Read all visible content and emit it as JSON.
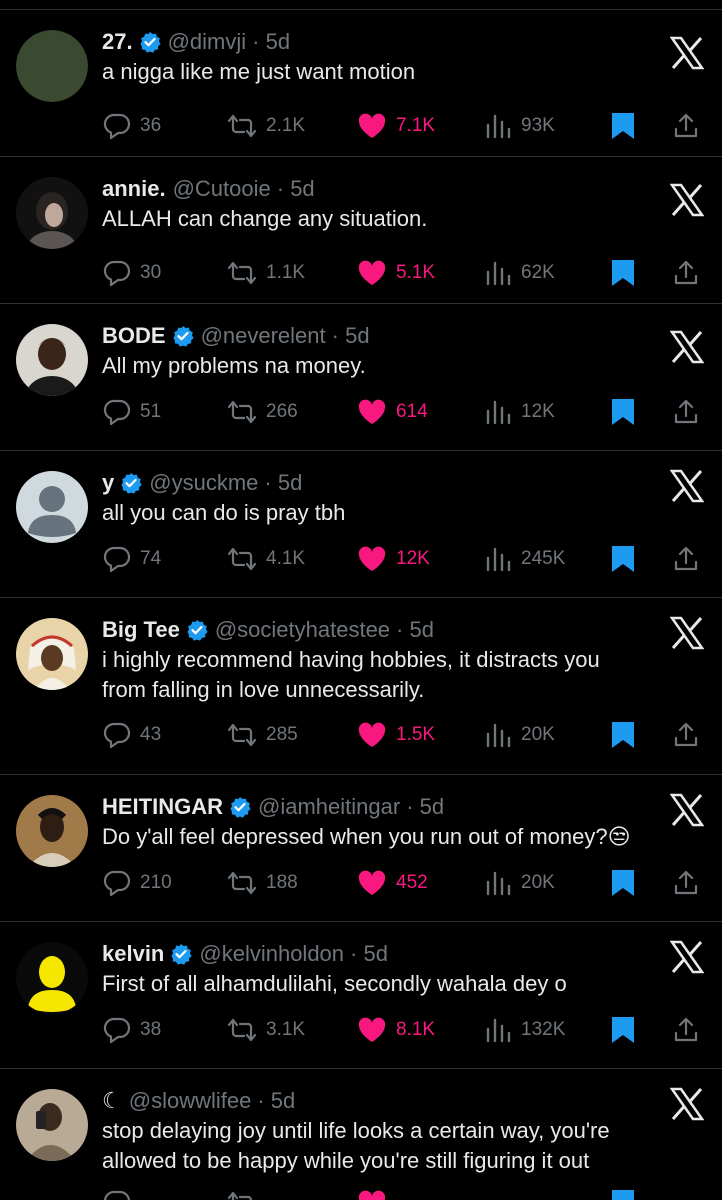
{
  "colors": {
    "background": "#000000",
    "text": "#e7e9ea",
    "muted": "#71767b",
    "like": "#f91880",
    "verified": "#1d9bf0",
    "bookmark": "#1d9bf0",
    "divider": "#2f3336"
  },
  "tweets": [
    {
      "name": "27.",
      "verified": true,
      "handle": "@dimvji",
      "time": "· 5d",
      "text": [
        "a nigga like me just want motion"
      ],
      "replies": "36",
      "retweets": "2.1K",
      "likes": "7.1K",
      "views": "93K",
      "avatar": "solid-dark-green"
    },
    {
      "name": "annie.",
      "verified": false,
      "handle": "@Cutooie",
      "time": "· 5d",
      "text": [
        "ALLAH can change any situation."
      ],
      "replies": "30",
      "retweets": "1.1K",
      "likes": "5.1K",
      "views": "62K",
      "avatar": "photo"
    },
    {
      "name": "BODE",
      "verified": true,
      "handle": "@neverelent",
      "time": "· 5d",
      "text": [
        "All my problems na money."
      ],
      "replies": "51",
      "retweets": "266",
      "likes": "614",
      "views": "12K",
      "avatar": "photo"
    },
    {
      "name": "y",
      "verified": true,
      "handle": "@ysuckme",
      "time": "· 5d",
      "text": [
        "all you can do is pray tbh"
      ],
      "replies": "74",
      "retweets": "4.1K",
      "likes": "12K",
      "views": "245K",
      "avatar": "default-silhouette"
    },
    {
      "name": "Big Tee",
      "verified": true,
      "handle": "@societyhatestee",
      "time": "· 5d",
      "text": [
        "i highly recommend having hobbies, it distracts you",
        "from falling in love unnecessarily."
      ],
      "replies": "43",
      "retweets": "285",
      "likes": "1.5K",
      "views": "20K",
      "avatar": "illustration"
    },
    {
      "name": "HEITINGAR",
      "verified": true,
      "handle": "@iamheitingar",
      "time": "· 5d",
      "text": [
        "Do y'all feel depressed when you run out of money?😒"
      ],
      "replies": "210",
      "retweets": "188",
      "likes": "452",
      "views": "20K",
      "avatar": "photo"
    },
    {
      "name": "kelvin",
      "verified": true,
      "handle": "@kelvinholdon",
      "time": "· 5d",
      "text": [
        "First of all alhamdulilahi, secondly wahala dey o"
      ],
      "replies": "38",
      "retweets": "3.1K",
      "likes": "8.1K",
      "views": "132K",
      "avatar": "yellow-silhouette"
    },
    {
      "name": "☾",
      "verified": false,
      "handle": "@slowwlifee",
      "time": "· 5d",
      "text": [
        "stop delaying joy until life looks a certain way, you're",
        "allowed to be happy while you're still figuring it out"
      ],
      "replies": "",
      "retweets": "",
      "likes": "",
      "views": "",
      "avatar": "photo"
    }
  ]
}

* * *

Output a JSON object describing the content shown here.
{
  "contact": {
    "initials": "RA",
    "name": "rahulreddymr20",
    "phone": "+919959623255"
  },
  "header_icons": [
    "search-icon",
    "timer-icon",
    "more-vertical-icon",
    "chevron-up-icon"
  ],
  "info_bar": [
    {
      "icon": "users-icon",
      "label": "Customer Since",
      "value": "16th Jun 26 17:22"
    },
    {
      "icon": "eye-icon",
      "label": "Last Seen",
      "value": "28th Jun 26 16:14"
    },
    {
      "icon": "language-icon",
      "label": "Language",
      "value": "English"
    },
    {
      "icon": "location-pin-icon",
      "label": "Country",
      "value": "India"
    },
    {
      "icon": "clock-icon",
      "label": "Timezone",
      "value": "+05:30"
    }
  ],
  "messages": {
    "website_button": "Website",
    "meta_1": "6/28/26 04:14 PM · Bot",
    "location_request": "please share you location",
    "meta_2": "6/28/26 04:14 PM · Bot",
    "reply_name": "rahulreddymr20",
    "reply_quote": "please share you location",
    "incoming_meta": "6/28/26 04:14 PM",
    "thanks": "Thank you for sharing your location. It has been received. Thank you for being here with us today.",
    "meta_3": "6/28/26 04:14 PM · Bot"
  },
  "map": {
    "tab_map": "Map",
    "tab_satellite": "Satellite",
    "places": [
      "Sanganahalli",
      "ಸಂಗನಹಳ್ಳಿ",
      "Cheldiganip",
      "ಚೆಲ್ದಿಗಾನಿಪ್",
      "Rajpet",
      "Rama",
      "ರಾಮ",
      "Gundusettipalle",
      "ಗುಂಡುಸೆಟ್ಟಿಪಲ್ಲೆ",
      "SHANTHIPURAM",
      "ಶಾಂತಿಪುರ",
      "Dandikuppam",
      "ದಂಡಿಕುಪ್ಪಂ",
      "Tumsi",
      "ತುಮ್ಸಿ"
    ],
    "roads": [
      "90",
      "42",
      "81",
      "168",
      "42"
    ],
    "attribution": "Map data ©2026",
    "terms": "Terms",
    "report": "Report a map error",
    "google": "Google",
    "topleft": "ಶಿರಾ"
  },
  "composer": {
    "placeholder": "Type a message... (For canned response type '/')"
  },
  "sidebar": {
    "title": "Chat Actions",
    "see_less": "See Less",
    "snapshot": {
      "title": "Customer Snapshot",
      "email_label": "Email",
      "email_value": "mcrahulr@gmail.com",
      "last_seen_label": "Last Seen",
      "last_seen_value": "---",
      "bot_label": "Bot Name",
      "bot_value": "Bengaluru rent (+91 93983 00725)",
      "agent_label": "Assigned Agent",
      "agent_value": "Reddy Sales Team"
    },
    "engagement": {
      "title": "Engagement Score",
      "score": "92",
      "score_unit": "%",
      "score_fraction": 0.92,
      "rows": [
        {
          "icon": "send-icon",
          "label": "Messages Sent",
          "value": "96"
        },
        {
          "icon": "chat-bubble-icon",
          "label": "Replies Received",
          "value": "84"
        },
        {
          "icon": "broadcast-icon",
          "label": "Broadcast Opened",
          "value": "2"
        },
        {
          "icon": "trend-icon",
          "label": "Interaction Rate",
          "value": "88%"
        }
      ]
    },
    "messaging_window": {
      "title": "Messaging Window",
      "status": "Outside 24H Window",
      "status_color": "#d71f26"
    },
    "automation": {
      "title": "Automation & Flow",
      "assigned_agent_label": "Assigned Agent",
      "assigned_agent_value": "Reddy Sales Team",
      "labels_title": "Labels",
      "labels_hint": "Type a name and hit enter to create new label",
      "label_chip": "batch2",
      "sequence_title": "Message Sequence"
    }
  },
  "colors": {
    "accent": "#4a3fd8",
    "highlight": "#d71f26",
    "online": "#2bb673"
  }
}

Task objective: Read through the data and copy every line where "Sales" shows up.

Response:
      "agent_value": "Reddy Sales Team"
      "assigned_agent_value": "Reddy Sales Team",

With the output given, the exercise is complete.